What does all this have to do with the psychopath (no, I’m not referring to me). The interesting thing is that the psychopath wouldn’t hesitate to save 5 lives. She would simply push that stranger over the side, enjoy the “hero” medal she would receive from city hall, then go home and have a bowl of Cheerios without another thought. This seems very humane on the part of the psychopath, doesn’t it? It is and it isn’t. Here’s the creepy reason: fMRI’s (magnetic resonant imaging) compared the brains of non-psychopaths (as far as scientists could tell, anyway), with that of psychopaths. When posed the same question about the big stranger and the 5 lives, non-psychopaths showed an emotional reaction in the amygdala (almond shaped nuclei deep within the medial temporal lobes, responsible for emotional regulation). They chose the same action as the psychopath (push the big fat guy), and exhibited considerable activity in the amygdala. When the psychopath chose to push the stranger, there was no reaction in the amygdala. There was no circuitry and no reaction. Just push away. Yeee-ha. Score one for me.

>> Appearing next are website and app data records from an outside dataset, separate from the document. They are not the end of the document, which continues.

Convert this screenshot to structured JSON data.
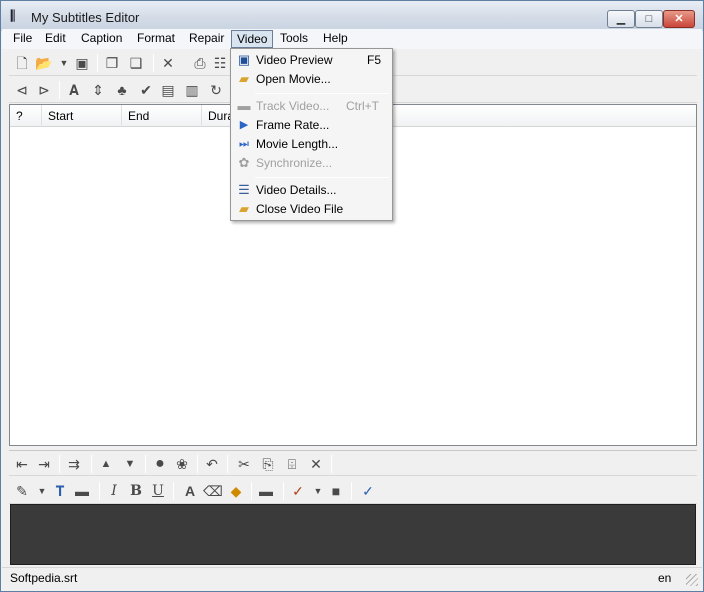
{
  "window": {
    "title": "My Subtitles Editor"
  },
  "menubar": {
    "items": [
      {
        "label": "File"
      },
      {
        "label": "Edit"
      },
      {
        "label": "Caption"
      },
      {
        "label": "Format"
      },
      {
        "label": "Repair"
      },
      {
        "label": "Video"
      },
      {
        "label": "Tools"
      },
      {
        "label": "Help"
      }
    ]
  },
  "table": {
    "columns": [
      {
        "label": "?"
      },
      {
        "label": "Start"
      },
      {
        "label": "End"
      },
      {
        "label": "Dura"
      }
    ]
  },
  "video_menu": {
    "items": [
      {
        "label": "Video Preview",
        "shortcut": "F5",
        "icon": "video-preview-icon",
        "enabled": true
      },
      {
        "label": "Open Movie...",
        "shortcut": "",
        "icon": "open-folder-icon",
        "enabled": true
      },
      {
        "label": "Track Video...",
        "shortcut": "Ctrl+T",
        "icon": "track-video-icon",
        "enabled": false
      },
      {
        "label": "Frame Rate...",
        "shortcut": "",
        "icon": "play-arrow-icon",
        "enabled": true
      },
      {
        "label": "Movie Length...",
        "shortcut": "",
        "icon": "skip-end-icon",
        "enabled": true
      },
      {
        "label": "Synchronize...",
        "shortcut": "",
        "icon": "synchronize-icon",
        "enabled": false
      },
      {
        "label": "Video Details...",
        "shortcut": "",
        "icon": "document-icon",
        "enabled": true
      },
      {
        "label": "Close Video File",
        "shortcut": "",
        "icon": "close-folder-icon",
        "enabled": true
      }
    ]
  },
  "statusbar": {
    "filename": "Softpedia.srt",
    "language": "en"
  },
  "colors": {
    "menu_highlight": "#d9e4f1",
    "editor_background": "#3a3a3a",
    "disabled_text": "#a0a0a0"
  }
}
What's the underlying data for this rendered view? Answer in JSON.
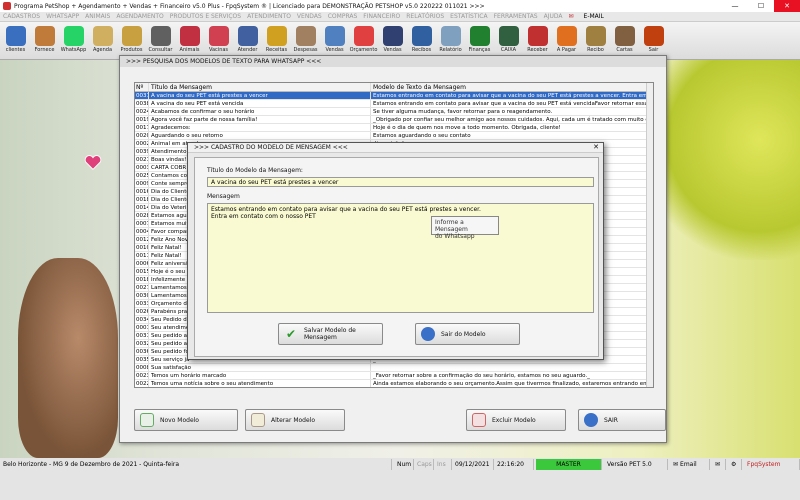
{
  "titlebar": {
    "text": "Programa PetShop + Agendamento + Vendas + Financeiro v5.0 Plus - FpqSystem ® | Licenciado para  DEMONSTRAÇÃO PETSHOP v5.0 220222 011021 >>>"
  },
  "menu": [
    "CADASTROS",
    "WHATSAPP",
    "ANIMAIS",
    "AGENDAMENTO",
    "PRODUTOS E SERVIÇOS",
    "ATENDIMENTO",
    "VENDAS",
    "COMPRAS",
    "FINANCEIRO",
    "RELATÓRIOS",
    "ESTATÍSTICA",
    "FERRAMENTAS",
    "AJUDA"
  ],
  "menu_email": "E-MAIL",
  "toolbar": [
    {
      "label": "clientes",
      "color": "#3a6fc0"
    },
    {
      "label": "Fornece",
      "color": "#c07a3a"
    },
    {
      "label": "WhatsApp",
      "color": "#25d366"
    },
    {
      "label": "Agenda",
      "color": "#d0b060"
    },
    {
      "label": "Produtos",
      "color": "#c8a040"
    },
    {
      "label": "Consultar",
      "color": "#606060"
    },
    {
      "label": "Animais",
      "color": "#c03040"
    },
    {
      "label": "Vacinas",
      "color": "#d04050"
    },
    {
      "label": "Atender",
      "color": "#4060a0"
    },
    {
      "label": "Receitas",
      "color": "#d0a020"
    },
    {
      "label": "Despesas",
      "color": "#a08060"
    },
    {
      "label": "Vendas",
      "color": "#5080c0"
    },
    {
      "label": "Orçamento",
      "color": "#e04040"
    },
    {
      "label": "Vendas",
      "color": "#304070"
    },
    {
      "label": "Recibos",
      "color": "#3060a0"
    },
    {
      "label": "Relatório",
      "color": "#80a0c0"
    },
    {
      "label": "Finanças",
      "color": "#208030"
    },
    {
      "label": "CAIXA",
      "color": "#306040"
    },
    {
      "label": "Receber",
      "color": "#c03030"
    },
    {
      "label": "A Pagar",
      "color": "#e07020"
    },
    {
      "label": "Recibo",
      "color": "#a08040"
    },
    {
      "label": "Cartas",
      "color": "#806040"
    },
    {
      "label": "Sair",
      "color": "#c04010"
    }
  ],
  "main_window": {
    "title": ">>> PESQUISA DOS MODELOS DE TEXTO PARA WHATSAPP <<<",
    "columns": [
      "Nº",
      "Título da Mensagem",
      "Modelo de Texto da Mensagem"
    ],
    "rows": [
      [
        "0037",
        "A vacina do seu PET está prestes a vencer",
        "Estamos entrando em contato para avisar que a vacina do seu PET está prestes a vencer. Entra em contato"
      ],
      [
        "0038",
        "A vacina do seu PET está vencida",
        "Estamos entrando em contato para avisar que a vacina do seu PET está vencidaFavor retornar essa mensag"
      ],
      [
        "0024",
        "Acabamos de confirmar o seu horário",
        "Se tiver alguma mudança, favor retornar para o reagendamento."
      ],
      [
        "0019",
        "Agora você faz parte de nossa família!",
        "_Obrigado por confiar seu melhor amigo aos nossos cuidados. Aqui, cada um é tratado com muito carinho p"
      ],
      [
        "0017",
        "Agradecemos:",
        "Hoje é o dia de quem nos move a todo momento. Obrigada, cliente!"
      ],
      [
        "0020",
        "Aguardando o seu retorno",
        "Estamos aguardando o seu contato"
      ],
      [
        "0002",
        "Animal em atend",
        "disposição!"
      ],
      [
        "0039",
        "Atendimento de",
        "ssa mensag"
      ],
      [
        "0021",
        "Boas vindas!",
        "mos serviços cae"
      ],
      [
        "0003",
        "CARTA COBR",
        "a nossa primeira c"
      ],
      [
        "0025",
        "Contamos com",
        "_"
      ],
      [
        "0009",
        "Conte sempre c",
        "o seu feedbac"
      ],
      [
        "0016",
        "Dia do Cliente",
        "da nossa existê"
      ],
      [
        "0018",
        "Dia do Cliente",
        "e setembro, Dia d"
      ],
      [
        "0014",
        "Dia do Veterinário",
        "os"
      ],
      [
        "0028",
        "Estamos aguar",
        "e o seu retorno"
      ],
      [
        "0007",
        "Estamos muito",
        ""
      ],
      [
        "0004",
        "Favor comparec",
        ""
      ],
      [
        "0012",
        "Feliz Ano Novo",
        "e, confiou nos no"
      ],
      [
        "0010",
        "Feliz Natal!",
        "partilhar instantes con"
      ],
      [
        "0011",
        "Feliz Natal!",
        "Natalinos. Desejamo"
      ],
      [
        "0006",
        "Feliz aniversár",
        "pos que venham se ju"
      ],
      [
        "0015",
        "Hoje é o seu d",
        "eja lembrado com"
      ],
      [
        "0018",
        "Infelizmente ai",
        "e nossos serviço"
      ],
      [
        "0027",
        "Lamentamos",
        ""
      ],
      [
        "0030",
        "Lamentamos a",
        ""
      ],
      [
        "0033",
        "Orçamento do",
        ""
      ],
      [
        "0026",
        "Parabéns pra v",
        "a sua família"
      ],
      [
        "0034",
        "Seu Pedido de",
        ""
      ],
      [
        "0001",
        "Seu atendimen",
        ""
      ],
      [
        "0031",
        "Seu pedido a",
        ""
      ],
      [
        "0032",
        "Seu pedido an",
        ""
      ],
      [
        "0036",
        "Seu pedido fo",
        ""
      ],
      [
        "0035",
        "Seu serviço já",
        "_"
      ],
      [
        "0008",
        "Sua satisfação",
        ""
      ],
      [
        "0023",
        "Temos um horário marcado",
        "_Favor retornar sobre a confirmação do seu horário, estamos no seu aguardo._"
      ],
      [
        "0022",
        "Temos uma notícia sobre o seu atendimento",
        "Ainda estamos elaborando o seu orçamento.Assim que tivermos finalizado, estaremos entrando em contato."
      ],
      [
        "0026",
        "Tivemos um problema com a nossa agenda.",
        "Podemos remarcar o seu horário?Aguardamos o seu retorno"
      ]
    ],
    "buttons": {
      "new": "Novo Modelo",
      "edit": "Alterar Modelo",
      "delete": "Excluir Modelo",
      "exit": "SAIR"
    }
  },
  "dialog": {
    "title": ">>> CADASTRO DO MODELO DE MENSAGEM <<<",
    "title_label": "Título do Modelo da Mensagem:",
    "title_value": "A vacina do seu PET está prestes a vencer",
    "message_label": "Mensagem",
    "message_line1": "Estamos entrando em contato para avisar que a vacina do seu PET está prestes a vencer.",
    "message_line2": "Entra em contato com o nosso PET",
    "tooltip_line1": "Informe a Mensagem",
    "tooltip_line2": "do Whatsapp",
    "save_label": "Salvar Modelo de Mensagem",
    "exit_label": "Sair do Modelo"
  },
  "status": {
    "location": "Belo Horizonte - MG  9 de Dezembro de 2021 - Quinta-feira",
    "num": "Num",
    "caps": "Caps",
    "ins": "Ins",
    "date": "09/12/2021",
    "time": "22:16:20",
    "master": "MASTER",
    "version": "Versão PET 5.0",
    "email": "Email",
    "brand": "FpqSystem"
  }
}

The researcher in the video doesn’t make a moral statement about the psychopath in this situation and that’s just as well. We need psychopaths who are able to murder without hesitation. We need our president or prime minister or fraudulent leader. or what have you, to make life-saving and life-destroying decisions without excess emotional baggage and without hesitation if necessary. Think of the military. They do a lot to save our countries and maintain our freedom. If they had a hard time pulling that trigger, many of their own troops could die; much of our own freedom would be lost. That becomes betrayal, not empathy. Admittedly, the majority of psychopaths in this country probably don’t operate for defensive reasons and to save the lives of millions of people (or one person, for that matter), unless there is something in it for him or her. They tend to operate for selfish reasons and to manipulate others to their own advantage. In that situation, psychopaths suck. In other situations, they don’t. We need them, like it or not.
A closing thought: I witnessed a sign the other day that stated “We would rather serve 10,000 Al Qaeda terrorists, than one Canadian soldier.” Does that upset you? It should. Now I shall put it in context and for all you non-psychopaths, help your amygdala to return to normal: the sign was in front of a funeral home.